document important historical moments in their landscapes. Allan
Quigley, who wrote in Literacies #7,
is part of this effort. We believe it is important to understand
more about the people who created learning opportunities for adults
in Canada's past and how we may learn from them. If you are interested
or want to know more, please contact Helen at 709-753-8815 or email
HELEN WOODROW is an adult educator who has spent
close to twenty years in the field of literacy. She has designed
numerous professional development programs and engaged with learners,
graduates, drop-outs, tutors and instructors on education and research
in practice projects. This work has led to learner anthologies and
memoirs, oral histories from the fishing industry, and educational
resources. Helen was a member of the national research team examining
research in practice in adult literacy in Canada, and co-edited Focused
on Practice (2006).
WILLIAM T. FAGAN has been, and is, a teacher, school
principal, university professor, researcher, psychologist, clinical
reading specialist, member and president of a Community Centre Board,
town councillor, and parent literacy advocate. He is the author of
seven literacy programs, Professor Emeritus at the University of
Alberta and Adjunct Professor at Memorial University of Newfoundland.
“Assistant Director of Adult Education Addresses Rotary”. Newfoundland
Government Bulletin Feb-March 1952, p. 20.
Blackall, W.W. (1932). Adult education in Newfoundland. Newfoundland
Layman, G. (1994). That part of my life. St. John’s:
Harry Cuff Publications.
“Letters”. (1949). Atlantic Guardian 6 (11),
Luedee, J. (2003).“For the rehabilitation of this country”:
Adult education in Newfoundland, 1933-1946. Honours dissertation
(BA), Memorial University of Newfoundland.
McDonald, I. (1987). "To each his own" : William
Coaker and the Fishermen's Protective Union in Newfoundland politics,
1908-1925. St. John's, NF: ISER Books.
McManus, K. (2000). Florence O’Neill, A Newfoundland adult
educator: Alone in the wilderness. Unpublished doctoral dissertation,
University of British Columbia, Vancouver, BC.
O’Neill, F. (1944) A plan for the development of an adult
education program for rural Newfoundland: a report of a type B
project.

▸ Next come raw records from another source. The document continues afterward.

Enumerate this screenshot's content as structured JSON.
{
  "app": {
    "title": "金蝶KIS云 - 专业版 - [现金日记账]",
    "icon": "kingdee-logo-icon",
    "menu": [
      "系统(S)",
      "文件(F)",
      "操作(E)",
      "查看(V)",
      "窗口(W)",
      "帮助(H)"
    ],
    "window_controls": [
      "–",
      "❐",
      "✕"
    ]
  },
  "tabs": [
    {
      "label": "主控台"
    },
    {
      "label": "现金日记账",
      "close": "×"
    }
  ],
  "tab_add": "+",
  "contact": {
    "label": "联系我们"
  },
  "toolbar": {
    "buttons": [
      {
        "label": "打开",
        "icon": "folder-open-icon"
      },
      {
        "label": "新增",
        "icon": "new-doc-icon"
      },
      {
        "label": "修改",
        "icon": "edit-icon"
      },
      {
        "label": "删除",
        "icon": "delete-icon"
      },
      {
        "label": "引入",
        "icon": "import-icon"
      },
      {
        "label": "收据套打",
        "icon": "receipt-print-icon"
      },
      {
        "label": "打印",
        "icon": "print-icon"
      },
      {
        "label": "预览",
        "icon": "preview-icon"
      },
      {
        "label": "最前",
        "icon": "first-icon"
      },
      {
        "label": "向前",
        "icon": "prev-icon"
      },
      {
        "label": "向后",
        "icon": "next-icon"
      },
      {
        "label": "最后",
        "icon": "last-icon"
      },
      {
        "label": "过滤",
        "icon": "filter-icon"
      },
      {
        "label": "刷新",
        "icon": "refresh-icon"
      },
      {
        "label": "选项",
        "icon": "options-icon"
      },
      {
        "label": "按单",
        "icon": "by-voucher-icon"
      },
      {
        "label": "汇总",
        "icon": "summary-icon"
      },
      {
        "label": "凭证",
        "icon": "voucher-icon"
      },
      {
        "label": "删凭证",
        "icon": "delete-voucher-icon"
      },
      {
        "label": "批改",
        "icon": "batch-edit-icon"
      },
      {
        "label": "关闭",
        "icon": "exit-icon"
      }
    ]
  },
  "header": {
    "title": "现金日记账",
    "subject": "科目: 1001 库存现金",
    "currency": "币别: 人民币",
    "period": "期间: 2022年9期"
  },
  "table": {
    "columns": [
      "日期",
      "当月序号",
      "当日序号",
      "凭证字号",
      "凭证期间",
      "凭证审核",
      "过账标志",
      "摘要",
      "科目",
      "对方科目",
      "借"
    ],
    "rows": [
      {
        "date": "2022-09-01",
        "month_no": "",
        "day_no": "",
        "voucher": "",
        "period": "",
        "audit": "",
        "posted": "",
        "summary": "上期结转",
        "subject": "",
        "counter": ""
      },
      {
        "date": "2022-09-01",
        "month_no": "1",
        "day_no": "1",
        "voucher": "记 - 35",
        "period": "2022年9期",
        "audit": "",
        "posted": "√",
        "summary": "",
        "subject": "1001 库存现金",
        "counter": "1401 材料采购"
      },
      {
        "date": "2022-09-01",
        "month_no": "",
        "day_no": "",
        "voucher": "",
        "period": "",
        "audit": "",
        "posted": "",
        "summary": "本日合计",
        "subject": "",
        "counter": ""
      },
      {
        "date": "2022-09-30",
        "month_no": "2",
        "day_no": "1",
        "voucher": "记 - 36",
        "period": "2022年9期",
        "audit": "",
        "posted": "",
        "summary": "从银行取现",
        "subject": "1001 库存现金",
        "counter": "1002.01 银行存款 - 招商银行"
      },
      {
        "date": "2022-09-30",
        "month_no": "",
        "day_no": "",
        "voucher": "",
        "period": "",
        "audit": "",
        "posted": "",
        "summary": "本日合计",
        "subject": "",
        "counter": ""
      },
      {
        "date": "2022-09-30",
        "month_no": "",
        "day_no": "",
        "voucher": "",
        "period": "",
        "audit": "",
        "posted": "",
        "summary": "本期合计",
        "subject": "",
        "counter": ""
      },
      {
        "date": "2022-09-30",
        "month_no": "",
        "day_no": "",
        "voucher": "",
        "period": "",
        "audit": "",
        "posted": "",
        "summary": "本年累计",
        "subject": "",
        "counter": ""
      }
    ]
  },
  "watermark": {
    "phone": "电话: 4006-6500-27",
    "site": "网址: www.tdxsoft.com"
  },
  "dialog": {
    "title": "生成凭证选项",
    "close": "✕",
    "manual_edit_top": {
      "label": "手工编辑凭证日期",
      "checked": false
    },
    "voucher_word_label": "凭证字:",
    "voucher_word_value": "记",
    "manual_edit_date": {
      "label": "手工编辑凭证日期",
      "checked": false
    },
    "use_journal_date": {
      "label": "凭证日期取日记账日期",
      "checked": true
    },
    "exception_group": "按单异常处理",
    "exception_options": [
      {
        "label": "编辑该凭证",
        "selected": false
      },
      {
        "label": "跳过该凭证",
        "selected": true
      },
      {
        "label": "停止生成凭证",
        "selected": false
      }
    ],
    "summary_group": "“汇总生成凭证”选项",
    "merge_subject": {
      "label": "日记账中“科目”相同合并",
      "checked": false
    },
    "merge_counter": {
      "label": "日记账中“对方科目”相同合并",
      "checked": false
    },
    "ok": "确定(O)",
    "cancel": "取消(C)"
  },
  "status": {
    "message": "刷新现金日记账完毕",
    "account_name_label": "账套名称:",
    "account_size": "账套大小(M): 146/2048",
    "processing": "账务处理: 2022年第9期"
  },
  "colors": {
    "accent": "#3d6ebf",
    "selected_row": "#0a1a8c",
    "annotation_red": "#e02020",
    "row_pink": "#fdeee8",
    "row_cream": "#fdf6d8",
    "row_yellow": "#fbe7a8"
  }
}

Unpublished doctoral dissertation,Columbia University,
________Adult education in our democracy. Newfoundland Government
Bulletin Feb-March 1952, p. 30. Newfoundland Court Records
Collection GN/5/2/C11 Box 164.